The National Capital Region Planning Board (NCRPB) has given its nod for master plan, which was made mandatory by a court order in October 2011 for any construction activity in Noida Extension, a newly proposed residential hub in the NCR.
About 2.5 lakh homes have already been launched, of which about 1.5 lakh were sold even before construction work stopped about a year ago on farmers protest.
"The housing demand in Noida Extension is going to be very high after NCRPB approval, while supply is very weak.
Prices are bound to increase because of various factors such as hike in compensation to farmers and rising input cost," Amrapali Chairman and Managing Director Anil Sharma told PTI.
Sharma said the prices would go up by about 25 per cent. "Prices were Rs 2,100-2,200 a sq ft in this region last year. Now we expect the same to go up to about Rs 2,600 per sq ft".
Another major developer in this area Supertech also felt that construction would start by September 15 and prices would go up by 35-40 per cent compared to last year.

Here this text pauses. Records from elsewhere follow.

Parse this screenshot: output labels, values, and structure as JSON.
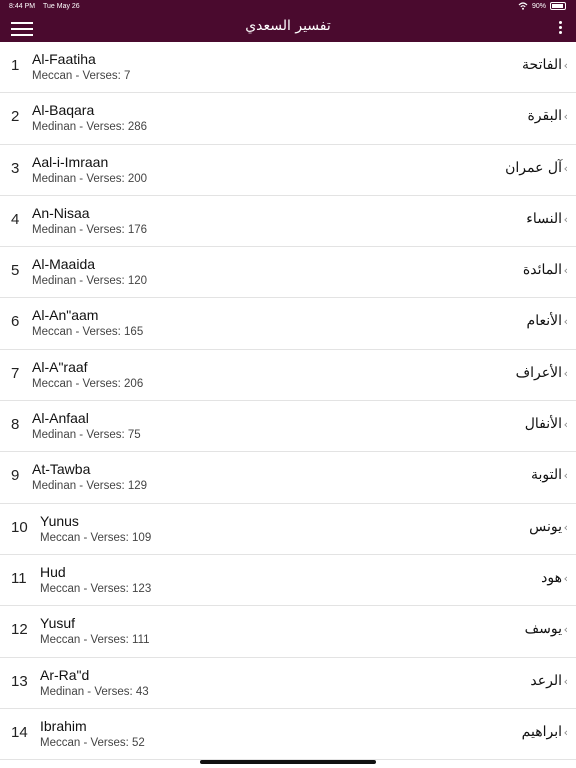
{
  "status_bar": {
    "time": "8:44 PM",
    "date": "Tue May 26",
    "battery": "90%",
    "battery_level": 0.9
  },
  "app_bar": {
    "title": "تفسير السعدي",
    "menu_icon": "hamburger-menu-icon",
    "more_icon": "vertical-dots-icon"
  },
  "colors": {
    "app_bar_bg": "#4a0a2e",
    "divider": "#e3e3e3"
  },
  "surahs": [
    {
      "number": "1",
      "name": "Al-Faatiha",
      "meta": "Meccan - Verses: 7",
      "arabic": "الفاتحة"
    },
    {
      "number": "2",
      "name": "Al-Baqara",
      "meta": "Medinan - Verses: 286",
      "arabic": "البقرة"
    },
    {
      "number": "3",
      "name": "Aal-i-Imraan",
      "meta": "Medinan - Verses: 200",
      "arabic": "آل عمران"
    },
    {
      "number": "4",
      "name": "An-Nisaa",
      "meta": "Medinan - Verses: 176",
      "arabic": "النساء"
    },
    {
      "number": "5",
      "name": "Al-Maaida",
      "meta": "Medinan - Verses: 120",
      "arabic": "المائدة"
    },
    {
      "number": "6",
      "name": "Al-An\"aam",
      "meta": "Meccan - Verses: 165",
      "arabic": "الأنعام"
    },
    {
      "number": "7",
      "name": "Al-A\"raaf",
      "meta": "Meccan - Verses: 206",
      "arabic": "الأعراف"
    },
    {
      "number": "8",
      "name": "Al-Anfaal",
      "meta": "Medinan - Verses: 75",
      "arabic": "الأنفال"
    },
    {
      "number": "9",
      "name": "At-Tawba",
      "meta": "Medinan - Verses: 129",
      "arabic": "التوبة"
    },
    {
      "number": "10",
      "name": "Yunus",
      "meta": "Meccan - Verses: 109",
      "arabic": "يونس"
    },
    {
      "number": "11",
      "name": "Hud",
      "meta": "Meccan - Verses: 123",
      "arabic": "هود"
    },
    {
      "number": "12",
      "name": "Yusuf",
      "meta": "Meccan - Verses: 111",
      "arabic": "يوسف"
    },
    {
      "number": "13",
      "name": "Ar-Ra\"d",
      "meta": "Medinan - Verses: 43",
      "arabic": "الرعد"
    },
    {
      "number": "14",
      "name": "Ibrahim",
      "meta": "Meccan - Verses: 52",
      "arabic": "ابراهيم"
    }
  ]
}
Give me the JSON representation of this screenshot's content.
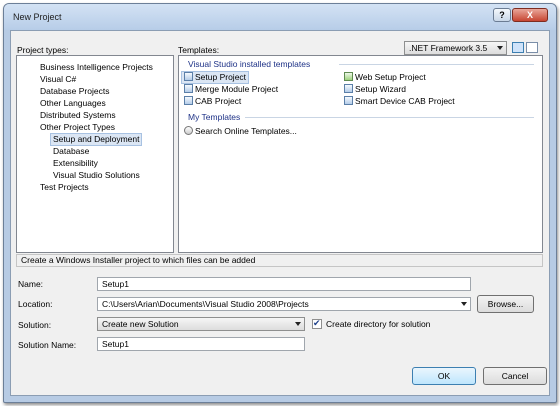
{
  "window": {
    "title": "New Project",
    "help": "?",
    "close": "X"
  },
  "project_types": {
    "label": "Project types:",
    "items": [
      "Business Intelligence Projects",
      "Visual C#",
      "Database Projects",
      "Other Languages",
      "Distributed Systems",
      "Other Project Types",
      "Setup and Deployment",
      "Database",
      "Extensibility",
      "Visual Studio Solutions",
      "Test Projects"
    ]
  },
  "templates": {
    "label": "Templates:",
    "framework": ".NET Framework 3.5",
    "installed_header": "Visual Studio installed templates",
    "installed": [
      "Setup Project",
      "Web Setup Project",
      "Merge Module Project",
      "Setup Wizard",
      "CAB Project",
      "Smart Device CAB Project"
    ],
    "my_header": "My Templates",
    "my": [
      "Search Online Templates..."
    ]
  },
  "description": "Create a Windows Installer project to which files can be added",
  "form": {
    "name_label": "Name:",
    "name_value": "Setup1",
    "location_label": "Location:",
    "location_value": "C:\\Users\\Arian\\Documents\\Visual Studio 2008\\Projects",
    "browse": "Browse...",
    "solution_label": "Solution:",
    "solution_value": "Create new Solution",
    "create_dir_label": "Create directory for solution",
    "create_dir_checked": true,
    "solution_name_label": "Solution Name:",
    "solution_name_value": "Setup1"
  },
  "buttons": {
    "ok": "OK",
    "cancel": "Cancel"
  }
}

"We were selling homes at Rs 2,300 per sq ft in May last year when farmers protest started on land acquisition issue.
Now, we will launch projects at Rs 3,200 per sq ft in Noida Extension," Supertech Chairman R K Arora said.
The cost of construction materials and interest rate have gone up sharply in last one and a half years, Arora added.
Property consultant Jones Lang LaSalle (JLL) India is also of the view that prices would go up in Noida Extension, but rates would still be cheaper than Noida and Greater Noida.
"This area has been considered as region of affordable homes. Lot of burden has to be borne by the developers. So there will be little bit of price increase," JLL India CEO (Operations) Santosh Kumar said, but declined to give any percentage.
He noted that demand would be much higher and there would be an opportunity for both investors as well as end users.